This book is about the love poems written by troubadours (trovadores) who populated the aristocratic circles and royal courts of Portugal and Galicia during the thirteenth and fourteenth centuries. Preface; The Galician-Portuguese cantigas de amigo were love poems written by troubadours (trovadores) who populated the aristocratic circles and royal courts of Portugal and Galicia during the thirteenth and fourteenth centuries. All these poems portrayed a woman who was openly expressing her longing for her beloved and her most intimate desires. The cantigas were compiled in various cancioneros (or song-books) which also contained very cursory biographical information about the trovadores themselves, the most famous of which was Martin Codax. These poetic compositions are both powerfully alluring and mysteriously remote for the contemporary reader. Despite the fact that these compositions depict amorous encounters in terms that seem very detached from modern conceptions of love and that their style has been regarded as primitive, the cantigas de amigo remain one of the most enthralling corpus of medieval poetry.
Scholars and ordinary poetry lovers are drawn to this type of poetic compositions because of their resemblance to very pervasive and essentially romantic notions of the sincerity and emotion of true poetry. Thus, as we read the stanzas we willingly forget that they are part of a poetic fiction and we transform the "poetic" voice into a real person who is expressing intimate but universal feelings. Every reader becomes a passionate woman in love with her amigo. The present study eagerly accepts the apparently contradictory challenge of being, at once, a critical scholar who seeks to objectively interpret and study this poetry and a casual reader that identifies with the poetic voice. Thus, Maria Schantz, the scholarly author who studies the context and meaning of the cantigas de amigo also acknowledges that the reason why she chooses to analyze these poems and the tradition in which they were created is because she feels an affinity with those women that expressed their most intimate yearnings about love and about their amigos in their verses. She, however, goes a step further than other readers of the cantigas.
In this study, the scholarly pursuit and the personal interest in the ideas expressed in the poetry coalesce in a bold hypothesis: the love laments put in the mouths of women and attributed to male poets were in fact, composed by women. The poetic voice coincides with the authorial voice in the cantigas de amigo. Consequently, Maria Schantz's monograph becomes a study of women's texts, and not a study about women in the texts. And this enterprise is not only original and thought-provoking but also timely. Research on the role of women in Iberian medieval literature has increased considerably in the last two decades, although it is still not comparable to what has been done in other world literatures. In recent years scholars of Iberian studies have become increasingly aware of the need to study and reevaluate the role of women not only as literary characters but also as authors and readers of literature. Nevertheless, much work remains to be done on texts in which the female voice coincides with a female author.
This goal is often unattainable in medieval literature because it is difficult to ascertain the identity and gender of an author, and the social context in which he/she writes.

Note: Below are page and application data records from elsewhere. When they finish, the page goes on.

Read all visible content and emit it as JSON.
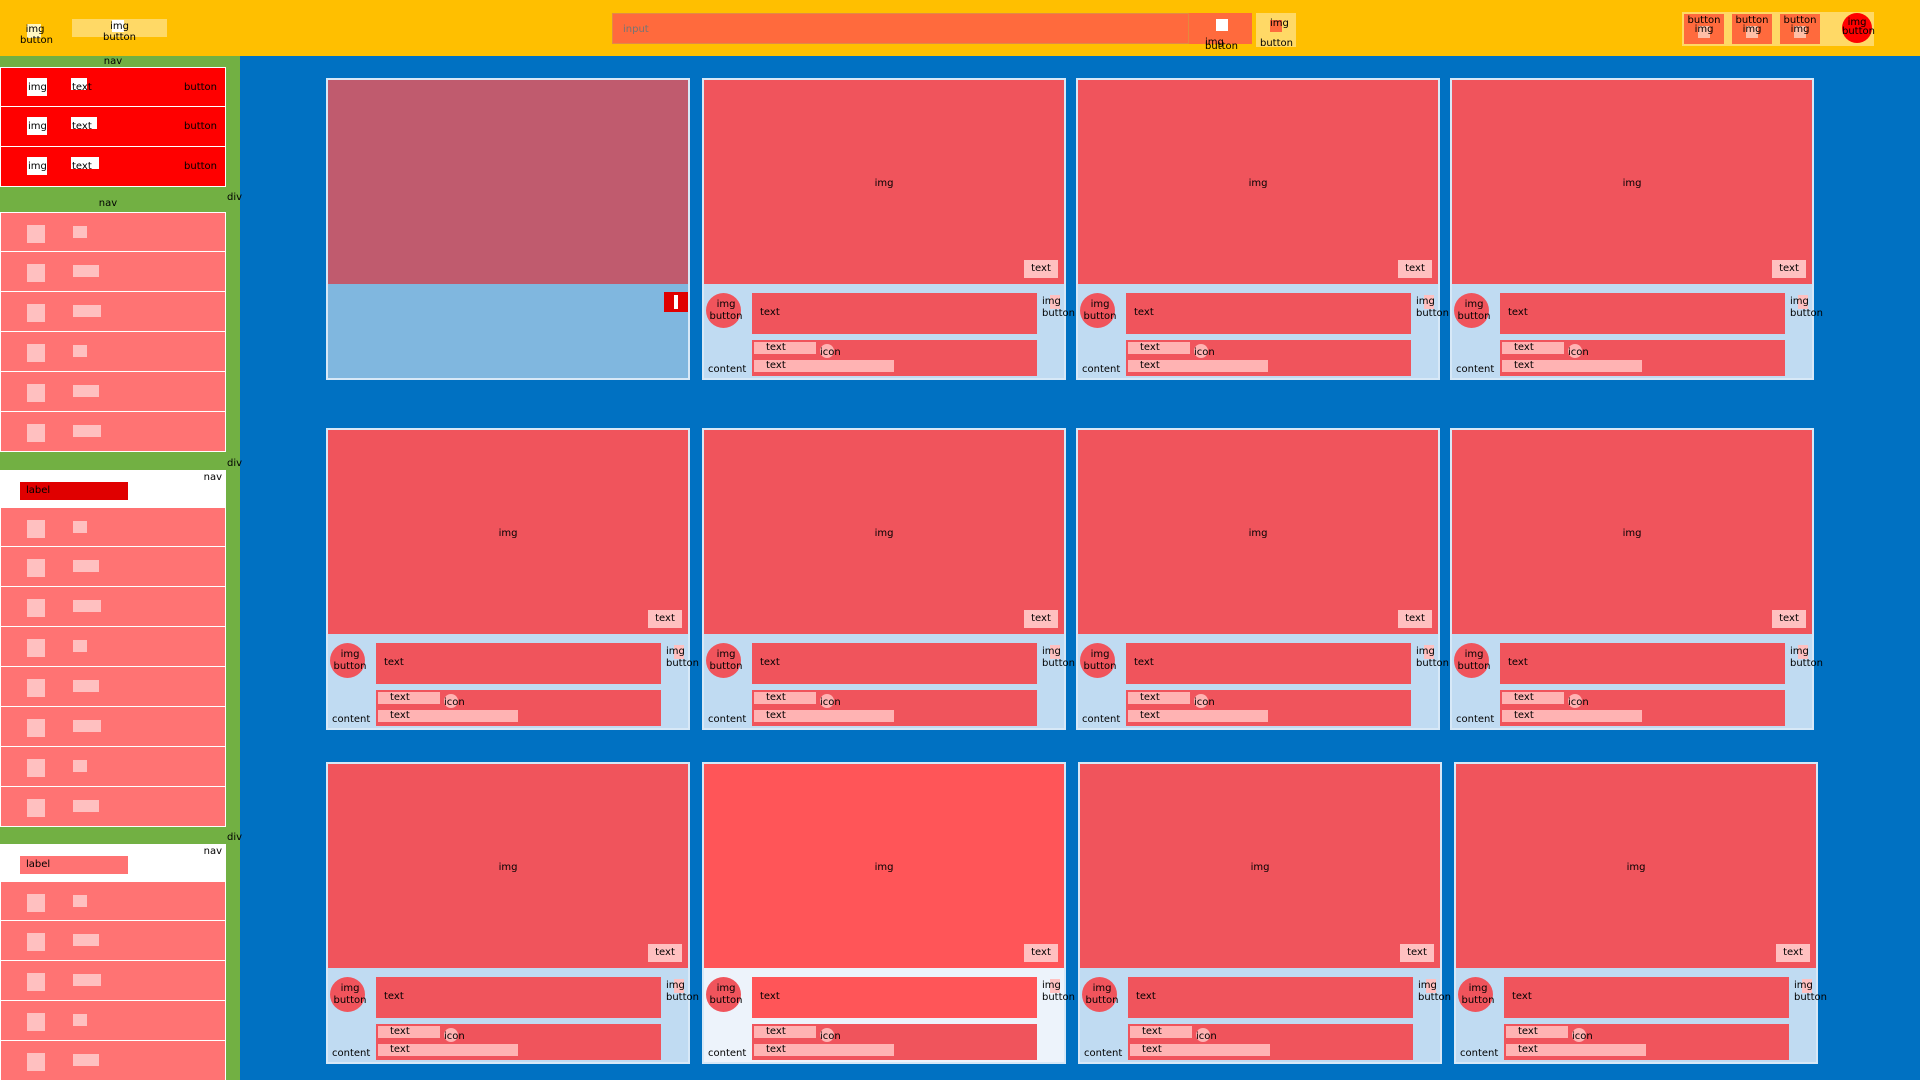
{
  "topbar": {
    "logo": {
      "img_label": "img",
      "button_label": "button"
    },
    "pill": {
      "img_label": "img",
      "button_label": "button"
    },
    "search": {
      "placeholder": "input",
      "button_img": "img",
      "button_label": "button"
    },
    "voice": {
      "img_label": "img",
      "button_label": "button"
    },
    "right_buttons": [
      {
        "button_label": "button",
        "img_label": "img"
      },
      {
        "button_label": "button",
        "img_label": "img"
      },
      {
        "button_label": "button",
        "img_label": "img"
      }
    ],
    "avatar": {
      "img_label": "img",
      "button_label": "button"
    }
  },
  "sidebar": {
    "nav_label": "nav",
    "div_label": "div",
    "primary_rows": [
      {
        "img": "img",
        "text": "text",
        "button": "button"
      },
      {
        "img": "img",
        "text": "text",
        "button": "button"
      },
      {
        "img": "img",
        "text": "text",
        "button": "button"
      }
    ],
    "label1": "label",
    "label2": "label"
  },
  "cards": {
    "img": "img",
    "text": "text",
    "icon": "icon",
    "button": "button",
    "content": "content"
  }
}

Furthermore, some of the few extant women's texts might have been unjustly attributed to male authors, as Maria Schantz persuasively contends in the case of the cantigas de amigo. This original and thorough study seeks, on one hand, to connect the Galician-Portuguese cantigas de amigo to the popular tradition of medieval European women's love songs and, on the other, it attempts to restore an overdue recognition of authorship and, therefore, authority, to their neglected female composers. Maria Schantz undertakes a revision of some feminist theories which claim that these Galician-Portuguese love songs could not have been composed by female authors but that they reflect instead a clear male authorship. Using as evidence the texts extant in the three major Cancioneiros (Cancioneiro da Ajuda, da Vaticana and da Biblioteca Nacional) the author counteracts this position and attempts to demonstrate that it is, indeed, possible to identify a creative and authoritative female voice in these poems.
Martin Codax continues to be considered one of the most excellent poets of the Galician-Portuguese troubadour school. Many critics have studied his poems and included them in their anthologies. After reading Maria Schantz's study, we might have to reconsider Codax's role in the creation of the cantigas de amigo or, at the very least, we might have to admit that not all the credit belongs to him alone. Inside the pages of this book the reader is about to begin, the silenced voices of the once active and creative jograresas permeate noisily and clearly, and the vision of a world different from the one we always believed in emerges before our eyes. Montserrat Piera April 14, 2004